Named after the linden trees that once surrounded it, this lovely house is the oldest in Washington, D.C. and also the largest wooden house ever constructed in the Colonies (as in New England). The amazing home, which is covered in wooden clapboards that look like stone, was originally built in 1754 in Danvers, Massachusetts for an ostentatious Tory named Robert “King” Hooper. Mr. Hooper was a man who once purchased the corner house on his street because his enormous coach, a replica of that used by King George III, could not pass it (once his, he cut a large passageway through the house to accommodate his vehicle).

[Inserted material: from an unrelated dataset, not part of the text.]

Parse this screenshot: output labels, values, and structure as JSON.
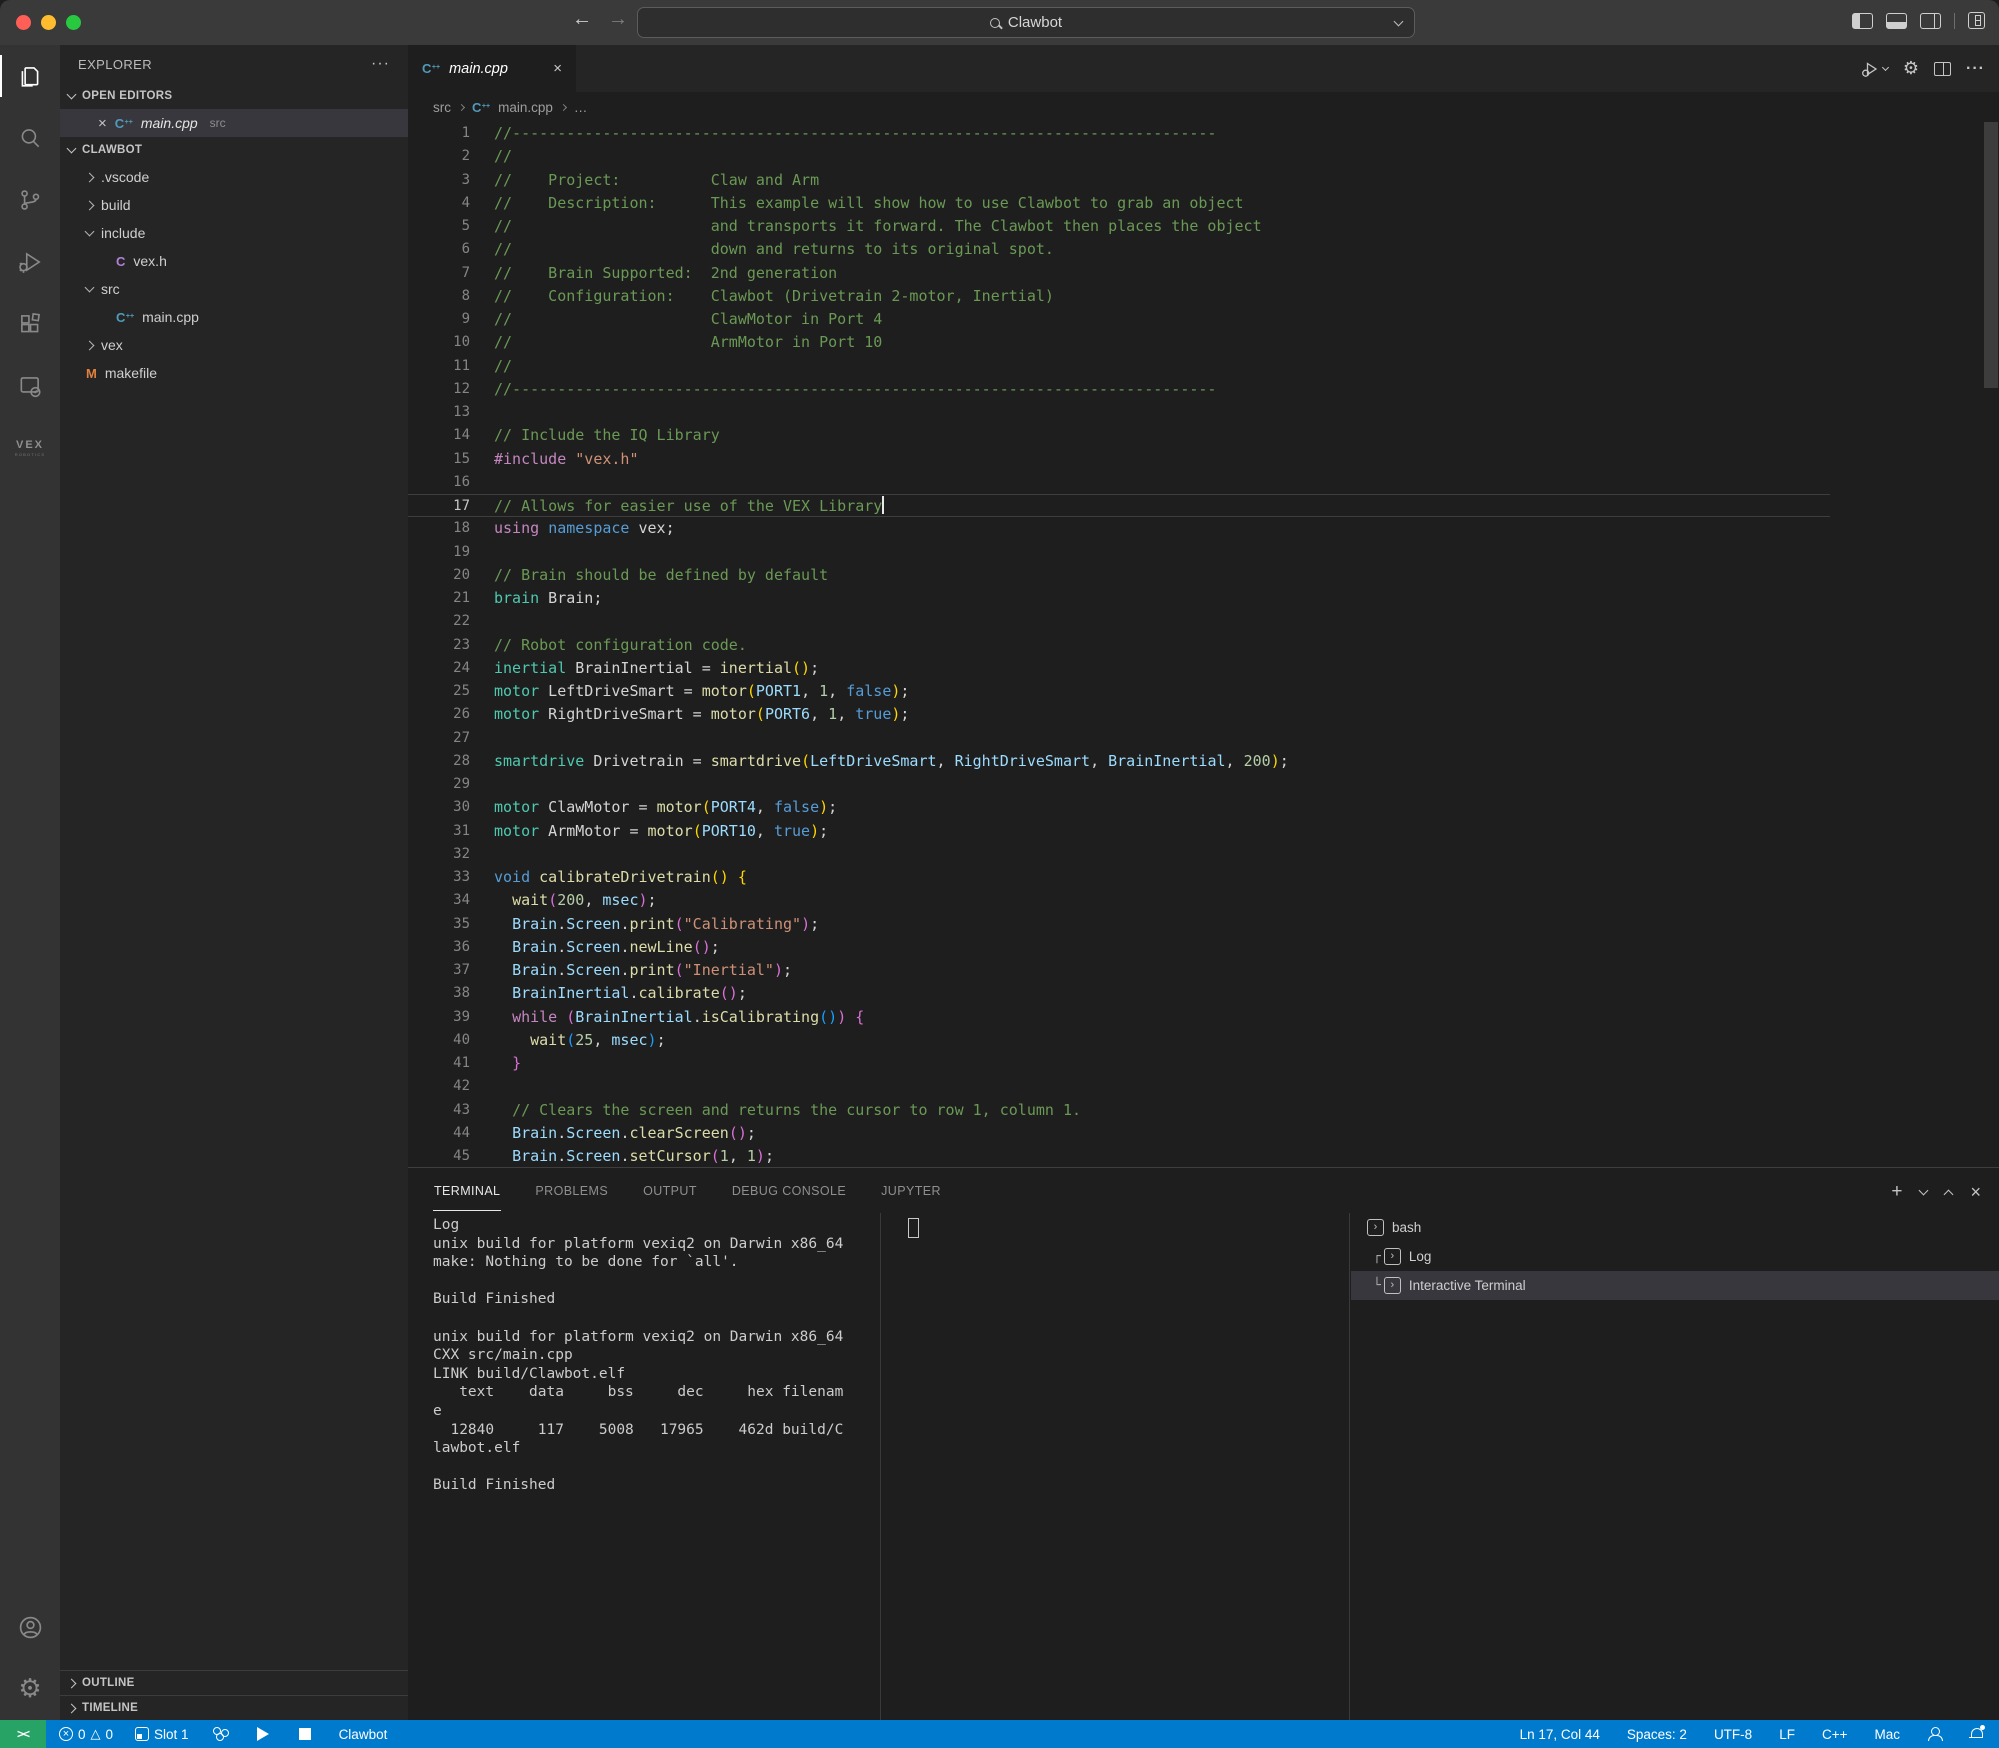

In 1934, it was purchased by George and Miriam Morris for about $14,000 (in 2005, it was on the market for $12.75M). Mrs. Morris had been searching the country for a historic colonial home to transplant onto her empty lot on 2401 Kalorama Road. Obviously this was no ordinary lady – Mrs. Morris was a woman dedicated to the eighteenth century, who “as a young matron, started collecting Queen Anne and Chippendale pieces with the hope of one day owning and old house that would be a suitable setting for them.”
Mrs. Morris found her dream home in the Lindens. The house was dismantled and carefully packed over seven weeks, and was reassembled at its present location under the supervision of Walter Mayo Macomber, former resident architect of Colonial Willimsburg and resident architect of Mount Vernon and Stratford, the birthplace of Robert E. Lee.
The Lindens made the journey almost fully intact (with only a scratched doorstep, cracked window panes, and slightly damaged dormer sash). The only real changes made in the almost three year reassembly were a new foundation and some added feet for bathrooms. Outstanding features of this fine work of Georgian architecture include a high-ceilinged entrance hall unusual for its time, a handsome spiral staircase, and carved Corinthian capitals.
The most amazing part of the house is probably its hand printed scenic wallpaper made in France, in shades of vermilion, gray, and green. Experts claim that The Lindens is the only house in the world with three complete sets of French nineteenth century hand-blocked wallpaper. (I wish I could show you pictures, but I can’t find any in color!) You can see the panels through the front windows at night if you’re something of a stalker, as I am.
I am taking donations for my down payment. Please send them my way.